The fill light, as seen in the BTS image up top, is the second Astra to camera left in a smaller softbox with a fabric grid on it. The grid helped keep the light focused on Dave. It also helped light the control board on camera right.
Color balance was set to daylight and the room lights were turned off while filming. Keeping the lights at a daylight color temperature ensured that the monitor did not render as overly blue, something that would have occurred with a tungsten balanced scenario.
The two special lights, the Litepanels Sola 4 fresnels, highlighted different areas of the frame. One, seen to camera left in the BTS photo above, lit Dave’s guitar. The other, not visible in the BTS photo, was to camera right, behind the key light. It lit the Jaco Pastorius print which is center frame above the computer monitor.
I also filmed Dave in the same space jamming to a backing track. For that, the lighting stayed the same except for the fill light. It was turned off to create a more directional key light on Dave. In the screen grab above you can see how nicely the Astra with the Snapbag Big softbox and the Magic diffuser wraps the light around Dave.
The exterior clips of Dave were shot with available light in a local park. I relied on the camera’s dual-pixel autofocus to track and hold focus on Dave as he walked through the frame.
The audiologist’s office, seen in the frame grab above, was a tighter space to film in than Dave’s home studio. I lit it by bouncing two Astras off of the ceiling to bring the light levels up and to create a general fill in the room. There was literally no room for soft boxes or other modifiers. Space was so tight that the B-camera for the interview with Dr. Szabo had to be outside in the hallway looking in.
Production and direction of the Signia testimonial was by Neil Myers of Connect Marketing. B Camera and grip by Chris Flanegan. Thanks to Jem Schofield.
For another project back in April, again with thanks to Jem and Chris, I helped document the New York City launch of Scottish Development International’s #ScotlandIsNow campaign (SDI). I shot b-roll around the city and then filmed the launch event at the Roxy Hotel in Tribeca.
A surprise guest at the launch was Scotsman and actor, Alan Cumming. It was a blast to meet him and film a short spot with him. You’ll need to click this link or the play icon in the embedded SDI tweet below to see the video which SDI produced:
“People always ask me: why do you speak out about these things? Why are you an activist? Why do you care? And I always say it’s because I’m Scottish. Those are the values I grew up with.” – Scotland is compassionate, as @Alancumming explains. #FridayFeeling #ScotlandIsNow pic.twitter.com/hrt9VNTzAC
— SDI (@ScotDevInt) April 20, 2018

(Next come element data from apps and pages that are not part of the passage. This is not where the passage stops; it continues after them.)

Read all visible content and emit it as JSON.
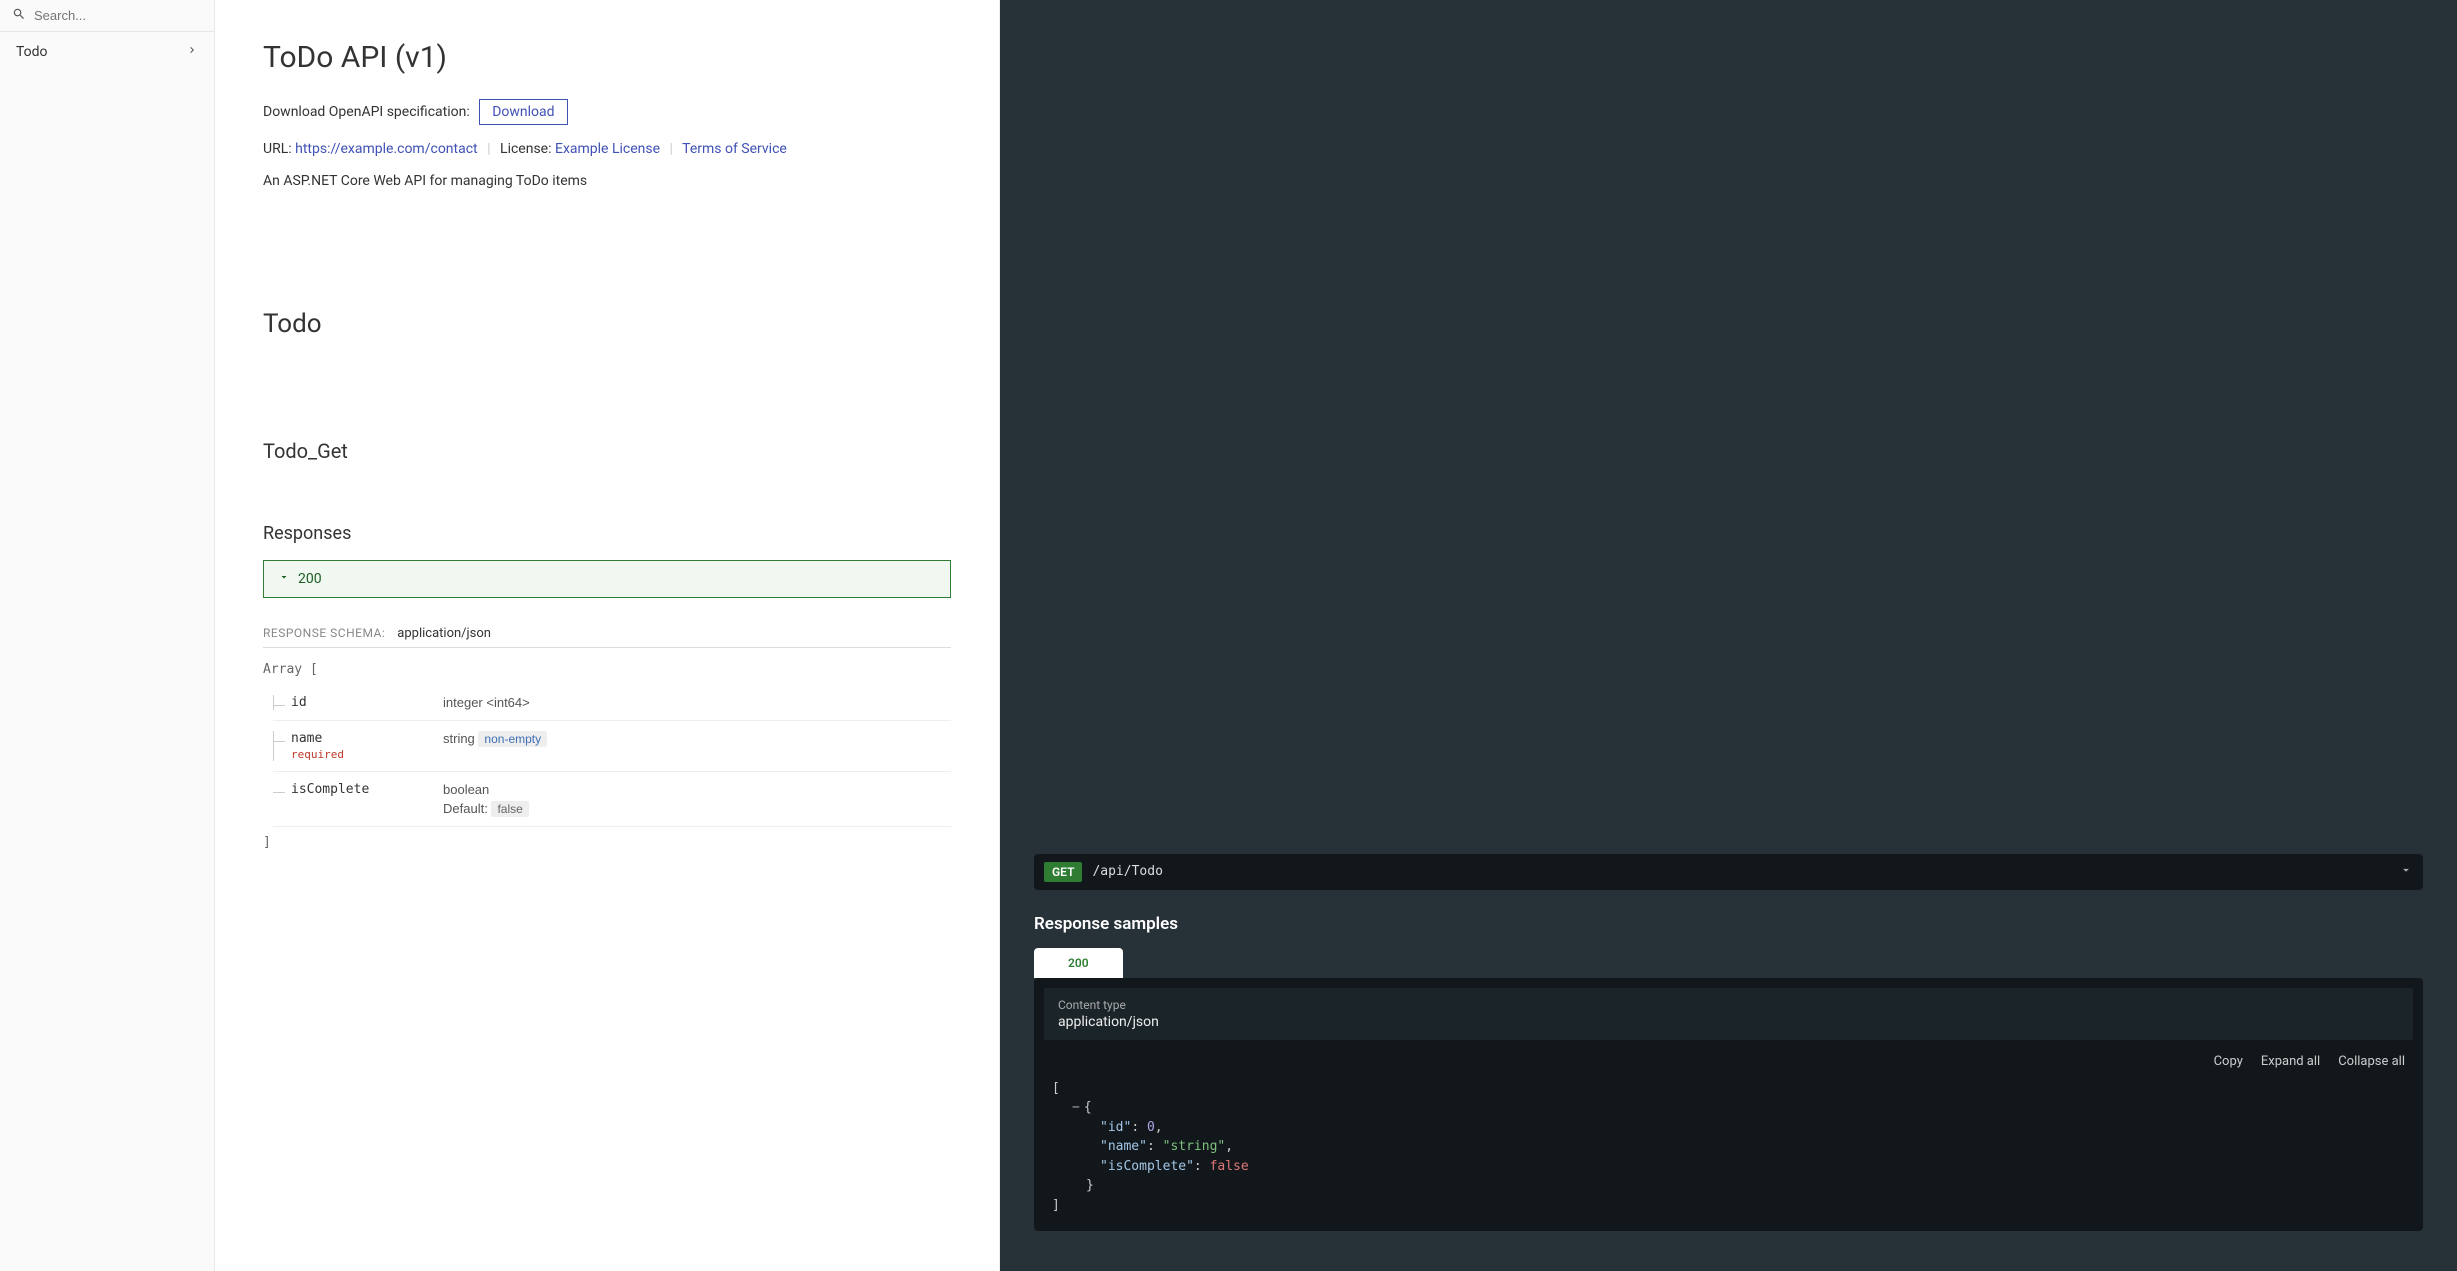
{
  "sidebar": {
    "searchPlaceholder": "Search...",
    "items": [
      {
        "label": "Todo"
      }
    ]
  },
  "header": {
    "title": "ToDo API (v1)",
    "downloadLabel": "Download OpenAPI specification:",
    "downloadBtn": "Download",
    "urlLabel": "URL: ",
    "url": "https://example.com/contact",
    "licenseLabel": "License: ",
    "license": "Example License",
    "tos": "Terms of Service",
    "description": "An ASP.NET Core Web API for managing ToDo items"
  },
  "section": {
    "tag": "Todo",
    "operation": "Todo_Get"
  },
  "responses": {
    "heading": "Responses",
    "code": "200",
    "schemaLabel": "RESPONSE SCHEMA:",
    "schemaType": "application/json",
    "arrayOpen": "Array [",
    "arrayClose": "]",
    "props": [
      {
        "name": "id",
        "type": "integer <int64>",
        "required": false
      },
      {
        "name": "name",
        "type": "string",
        "badge": "non-empty",
        "required": true
      },
      {
        "name": "isComplete",
        "type": "boolean",
        "defaultLabel": "Default:",
        "default": "false",
        "required": false
      }
    ],
    "requiredLabel": "required"
  },
  "rightPanel": {
    "method": "GET",
    "path": "/api/Todo",
    "samplesHeading": "Response samples",
    "tab": "200",
    "contentTypeLabel": "Content type",
    "contentType": "application/json",
    "actions": {
      "copy": "Copy",
      "expand": "Expand all",
      "collapse": "Collapse all"
    },
    "sample": {
      "id_key": "\"id\"",
      "id_val": "0",
      "name_key": "\"name\"",
      "name_val": "\"string\"",
      "isc_key": "\"isComplete\"",
      "isc_val": "false"
    }
  }
}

This and other interviews for the project were filmed in a very crowded noisy bar in the Roxy Hotel during the launch party. I was able to rig one of my Astras with a softbox and wedge it into a banquette as my key light. The Astra was set to tungsten to match the room light and I powered it with a v-mount battery to be cord free in the crowded space. I mic’d Alan with a wireless lav and I had a shotgun on the camera as a backup. SDI left some of the ambient noise in the final video to keep the feel of the scene. I was glad to see the exterior b-roll and some of the event b-roll make the cut as well.
For the bar interviews, I shot wide open with a Canon 24 f/1.4L II prime lens in order to let in as much ambient light as possible and to keep my ISO as low as possible. I don’t recall what the ISO was but it was most likely somewhere in the ISO 3200 – 6400 range.
Fun projects all around. So, let’s ride a painted pony and let the spinning wheel spin.